Curiously, the PS treated us to a similar spectacle a few years ago. Few now remember that in the leadership contest to succeed Hollande, Aubry and Royal ran neck and neck, and, then as now, there were widespread (and credible) allegations of fraud. Yet eventually Royal withdrew. She seems to have been promised nothing for her sacrifice, and to have gotten nothing, although we can't be sure that there wasn't a deal involving DSK and Aubry, in which Royal would have gotten a ministry under a DSK presidency. But any such deal would have been rendered moot by subsequent events. The problem for the UMP is that Fillon has already served as prime minister for five years. The only job he wants now is the top one, and Copé is not about to give it to him.


Anonymous said...

Really don't see how Villepin, famous overseas because of the Irak situation but PM for only 2 years, quite unpopular all the way through and with very few influence in the UMP can be said to be heavyweight while Fillon, PM for 5 years, who survived Sarkozy's attempt to cut him loose, who was and still is popular and has till then lots of friends, is not.


Anonymous said...

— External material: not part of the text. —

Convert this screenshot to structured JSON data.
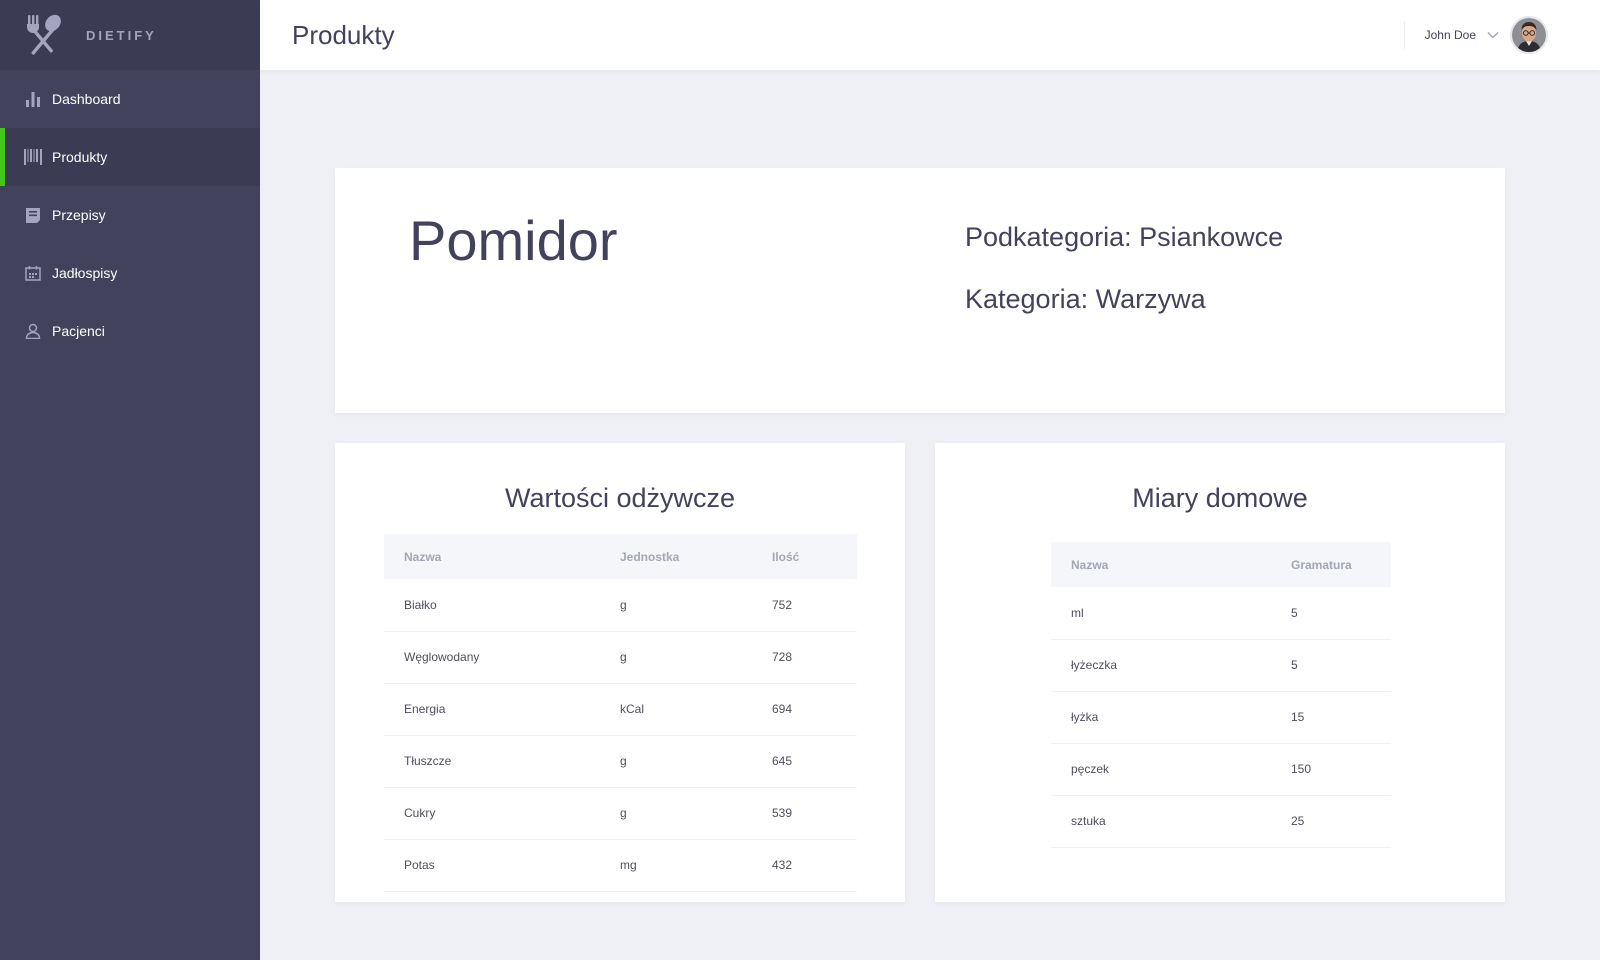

I agree with Fabien on Villepin, who had little standing in the UMP and had never held elective office. Fillon and Copé are also not second rank. They are definitely in the top tier and 'présidentiable' (though while I could see Fillon in the Elysée someday, I categorically exclude that for Copé). This conflict seems more bitter than even Aubry-Royal because the hatred between Fillon-Copé is so out in the open (as with Sarkozy-Villepin), fraud was manifestly committed in the vote - whereas it was only admitted sotto voce well after the fact in the 2008 PS contest -, and, unlike Aubry-Royal, there is a serious political and ideological cleavage between Fillon and Copé. The stakes are very high in this psychodrama.